      We start to move from the idea that women's place is in the kitchen and taking care of children to women actually being users of technology. This relates to the Pimental article, because women like minorities are often left out of the technical world because of the lack of research.

    2. While it is true that we have yet to agree upon what constitutes modern technical writing, popular definitions often exhibit either or both of two key characteristics: first, a close relationship (in subject matter or func­tion) to technology; and second, an understanding that technical writing is associated with work and the workplace.

      So far we have only looked at the definition of tech communication, as a type of communication that is lingusitic, visual, auditory, etc., with having the end users needs as the end goal. Technical writing is, at the end of the day, about work and workplace, two things that women have been excluded from which is another reason why women have been absent in the world of technical writing.

    3. The problem with regard to adding women to our disciplinary history lies in the assumption that technology, work, and workplace are gender-neutral terms, and that addressing gender and the history of technical communica­tion is a simple matter of searching the annals of science and industry and tacking on articles about a few women who have distinguished themselves in scientific, medical, and technical fields.

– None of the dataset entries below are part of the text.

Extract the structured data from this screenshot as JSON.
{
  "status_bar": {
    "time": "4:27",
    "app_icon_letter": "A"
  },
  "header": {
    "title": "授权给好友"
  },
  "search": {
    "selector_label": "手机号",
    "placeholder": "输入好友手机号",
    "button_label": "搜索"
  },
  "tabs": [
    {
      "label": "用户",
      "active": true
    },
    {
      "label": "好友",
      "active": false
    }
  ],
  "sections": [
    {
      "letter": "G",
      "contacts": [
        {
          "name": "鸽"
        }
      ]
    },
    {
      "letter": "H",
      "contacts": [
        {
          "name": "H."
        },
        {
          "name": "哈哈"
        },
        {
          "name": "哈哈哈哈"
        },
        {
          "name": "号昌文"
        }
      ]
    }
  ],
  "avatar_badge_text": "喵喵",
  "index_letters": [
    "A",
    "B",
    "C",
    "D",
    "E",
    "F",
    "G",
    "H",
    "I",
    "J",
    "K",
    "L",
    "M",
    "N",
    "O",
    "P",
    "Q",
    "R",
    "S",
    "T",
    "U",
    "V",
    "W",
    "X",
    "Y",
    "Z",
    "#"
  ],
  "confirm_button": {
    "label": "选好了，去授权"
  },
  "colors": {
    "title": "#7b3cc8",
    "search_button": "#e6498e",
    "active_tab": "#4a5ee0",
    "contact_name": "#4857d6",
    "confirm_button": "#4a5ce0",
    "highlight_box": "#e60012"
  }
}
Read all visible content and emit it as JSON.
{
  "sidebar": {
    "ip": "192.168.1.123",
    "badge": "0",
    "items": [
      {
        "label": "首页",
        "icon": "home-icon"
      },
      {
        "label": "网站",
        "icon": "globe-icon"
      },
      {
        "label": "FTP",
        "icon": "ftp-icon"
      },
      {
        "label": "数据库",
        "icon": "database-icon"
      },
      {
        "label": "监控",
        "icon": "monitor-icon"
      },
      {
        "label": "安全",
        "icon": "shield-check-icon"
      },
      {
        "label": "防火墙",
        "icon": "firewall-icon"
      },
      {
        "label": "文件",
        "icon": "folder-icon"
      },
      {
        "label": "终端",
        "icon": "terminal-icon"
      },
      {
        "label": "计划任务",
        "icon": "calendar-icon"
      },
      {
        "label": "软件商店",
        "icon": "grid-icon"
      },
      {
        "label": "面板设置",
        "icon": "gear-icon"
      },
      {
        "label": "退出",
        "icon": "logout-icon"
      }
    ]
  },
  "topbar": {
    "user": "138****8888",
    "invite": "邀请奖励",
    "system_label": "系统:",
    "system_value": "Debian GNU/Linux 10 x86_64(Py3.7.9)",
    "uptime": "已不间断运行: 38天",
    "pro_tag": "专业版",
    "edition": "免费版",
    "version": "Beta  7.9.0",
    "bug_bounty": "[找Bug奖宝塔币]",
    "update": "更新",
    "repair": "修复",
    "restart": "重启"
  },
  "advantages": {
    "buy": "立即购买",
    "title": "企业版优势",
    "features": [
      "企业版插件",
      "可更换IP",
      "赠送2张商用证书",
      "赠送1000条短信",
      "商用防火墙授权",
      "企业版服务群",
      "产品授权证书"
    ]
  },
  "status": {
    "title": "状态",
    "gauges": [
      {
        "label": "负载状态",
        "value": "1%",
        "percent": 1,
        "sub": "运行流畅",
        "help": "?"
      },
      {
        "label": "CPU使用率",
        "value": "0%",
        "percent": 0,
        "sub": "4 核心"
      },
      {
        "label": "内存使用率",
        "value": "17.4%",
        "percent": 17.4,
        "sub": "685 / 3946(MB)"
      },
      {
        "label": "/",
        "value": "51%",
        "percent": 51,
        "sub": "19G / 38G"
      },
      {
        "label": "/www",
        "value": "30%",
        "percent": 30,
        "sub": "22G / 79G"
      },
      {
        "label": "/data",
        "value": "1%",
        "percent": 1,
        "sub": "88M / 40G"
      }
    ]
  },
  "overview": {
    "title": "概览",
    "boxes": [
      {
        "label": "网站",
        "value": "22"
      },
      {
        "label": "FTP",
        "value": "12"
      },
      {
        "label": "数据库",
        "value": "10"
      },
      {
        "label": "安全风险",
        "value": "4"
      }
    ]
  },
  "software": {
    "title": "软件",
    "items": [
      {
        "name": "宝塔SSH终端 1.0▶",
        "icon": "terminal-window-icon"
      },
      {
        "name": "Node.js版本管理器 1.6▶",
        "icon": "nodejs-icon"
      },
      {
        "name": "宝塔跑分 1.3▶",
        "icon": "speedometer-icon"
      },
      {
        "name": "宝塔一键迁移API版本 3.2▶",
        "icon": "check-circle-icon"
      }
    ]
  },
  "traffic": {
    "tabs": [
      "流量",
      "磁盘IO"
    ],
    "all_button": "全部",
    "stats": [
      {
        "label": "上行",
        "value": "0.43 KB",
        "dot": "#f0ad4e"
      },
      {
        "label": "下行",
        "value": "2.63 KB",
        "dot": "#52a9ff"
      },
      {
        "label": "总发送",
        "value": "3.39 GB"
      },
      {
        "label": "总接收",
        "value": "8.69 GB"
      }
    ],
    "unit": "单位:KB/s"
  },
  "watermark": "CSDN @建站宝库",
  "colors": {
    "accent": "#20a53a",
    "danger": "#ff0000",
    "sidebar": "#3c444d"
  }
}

      We should acknowledge the fact that technology, work and work place are not gender neutral terms because for so long it has excluded women.